Purchasing my home
A month before turning 30, I purchased my first home back in July 2009 for $182,000 in Wilmington, Del. With a down payment of $40,000, I financed the remaining balance of $142,000 on a fixed-rate mortgage with an interest rate of 5.125 percent.
Unfortunately (or fortunately), I had the frustrating experience of having mortgage rates plummet soon after I bought my house.
My decision to refinance
Fast forward to August 2010, I looked into refinancing and learned that I could get the best available rate, but there was a catch: I would have to switch from a 30-year fixed-rate mortgage to an adjustable-rate mortgage that would be fixed for the first five years at 3.5 percent before resetting to whatever the market interest rates would be in 2015. This would subject me to a much higher rate (and monthly payment) if interest rates moved upward.
In addition, refinancing would cost me approximately $3,000 in closing costs that would get added to the principal balance. If I refinanced, my principal balance would go from its current balance of $118,000 to approximately $121,000.

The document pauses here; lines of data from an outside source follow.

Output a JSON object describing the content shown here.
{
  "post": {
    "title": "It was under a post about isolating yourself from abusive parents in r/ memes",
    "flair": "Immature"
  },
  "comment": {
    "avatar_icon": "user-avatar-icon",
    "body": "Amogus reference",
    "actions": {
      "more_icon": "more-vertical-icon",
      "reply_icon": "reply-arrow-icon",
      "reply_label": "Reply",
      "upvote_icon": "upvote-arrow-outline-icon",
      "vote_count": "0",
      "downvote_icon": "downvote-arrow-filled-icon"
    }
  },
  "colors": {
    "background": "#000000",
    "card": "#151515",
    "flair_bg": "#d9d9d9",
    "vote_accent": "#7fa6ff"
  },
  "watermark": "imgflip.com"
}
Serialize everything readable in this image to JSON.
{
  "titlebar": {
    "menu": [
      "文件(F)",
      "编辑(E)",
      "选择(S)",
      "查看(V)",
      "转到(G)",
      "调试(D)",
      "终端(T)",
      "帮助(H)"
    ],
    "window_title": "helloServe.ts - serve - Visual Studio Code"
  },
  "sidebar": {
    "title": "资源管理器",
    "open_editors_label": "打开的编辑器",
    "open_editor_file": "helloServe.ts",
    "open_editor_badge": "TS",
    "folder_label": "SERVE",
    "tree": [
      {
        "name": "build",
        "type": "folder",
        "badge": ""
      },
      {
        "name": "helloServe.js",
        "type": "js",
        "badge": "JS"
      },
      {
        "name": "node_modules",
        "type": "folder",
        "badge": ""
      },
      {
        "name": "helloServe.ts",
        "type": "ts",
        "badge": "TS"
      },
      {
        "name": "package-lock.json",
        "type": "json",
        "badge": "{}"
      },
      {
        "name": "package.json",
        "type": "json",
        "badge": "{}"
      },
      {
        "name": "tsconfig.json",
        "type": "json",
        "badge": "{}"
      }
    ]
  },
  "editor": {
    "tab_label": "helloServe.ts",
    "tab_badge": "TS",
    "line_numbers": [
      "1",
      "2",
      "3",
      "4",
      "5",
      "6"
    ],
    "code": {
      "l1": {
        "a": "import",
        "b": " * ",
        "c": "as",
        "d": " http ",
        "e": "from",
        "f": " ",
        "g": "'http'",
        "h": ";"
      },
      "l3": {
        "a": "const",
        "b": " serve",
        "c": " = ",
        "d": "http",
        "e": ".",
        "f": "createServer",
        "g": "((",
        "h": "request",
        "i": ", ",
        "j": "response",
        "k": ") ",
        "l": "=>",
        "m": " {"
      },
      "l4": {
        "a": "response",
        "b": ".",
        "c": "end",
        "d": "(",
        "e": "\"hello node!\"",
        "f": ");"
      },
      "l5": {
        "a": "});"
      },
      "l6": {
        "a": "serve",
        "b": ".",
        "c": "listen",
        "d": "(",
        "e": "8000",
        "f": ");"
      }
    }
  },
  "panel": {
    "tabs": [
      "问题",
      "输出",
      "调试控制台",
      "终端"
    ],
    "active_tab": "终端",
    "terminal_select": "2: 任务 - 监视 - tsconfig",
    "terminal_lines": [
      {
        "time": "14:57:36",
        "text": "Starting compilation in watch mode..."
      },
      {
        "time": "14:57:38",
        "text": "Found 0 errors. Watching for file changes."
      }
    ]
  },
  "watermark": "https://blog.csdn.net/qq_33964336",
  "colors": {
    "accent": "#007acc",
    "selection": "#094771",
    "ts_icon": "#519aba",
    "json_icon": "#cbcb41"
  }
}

My monthly payment, however, would drop from approximately $1,300 a month to a mere $704 as a result of the lower interest rate and smaller principal balance ($21,000 less than the original mortgage).
I faced the difficult question of whether it made sense to finance. However, before fretting too much, I ran the numbers with the lower monthly payment. I figured out that by refinancing and making extra payments on my mortgage ($2,000 a month), I could become mortgage-free within five years -- before the potential reset on my mortgage interest rate, saving thousands of dollars over the life of the loan.
Making some sacrifices
In order to stay on target and pay off the mortgage ahead of the reset date (August 2015), I have had to make some sacrifices. For instance, I am one of the few people I know who doesn't have cable or Internet at home. Not being connected has actually helped me become more creative; I am pursuing a master's in creativity studies from SUNY Buffalo State and working on a blog about creative leadership (I write at home and connect elsewhere to update my blog).
In addition, I cut back on eating out and I take fewer trips. I rented out one of my extra bedrooms to an old friend. I also decided that I would hold onto my old Honda Civic for a few extra years rather than buy a new car.
Because of refinancing and sticking to my financial plan, I am currently on pace to pay off the mortgage by the end of 2014, with at least eight months to spare before the mortgage rate would reset.
Looking back, I realize I took a calculated gamble in opting into a five-year adjustable-rate mortgage (and I don't recommend them for every situation). However, this has turned out to be the best financial decision I've ever made. Had I stuck to regular payments with my original mortgage, I wouldn't own my home free and clear until 2039. Thanks to refinancing, I will be mortgage-free by 2015.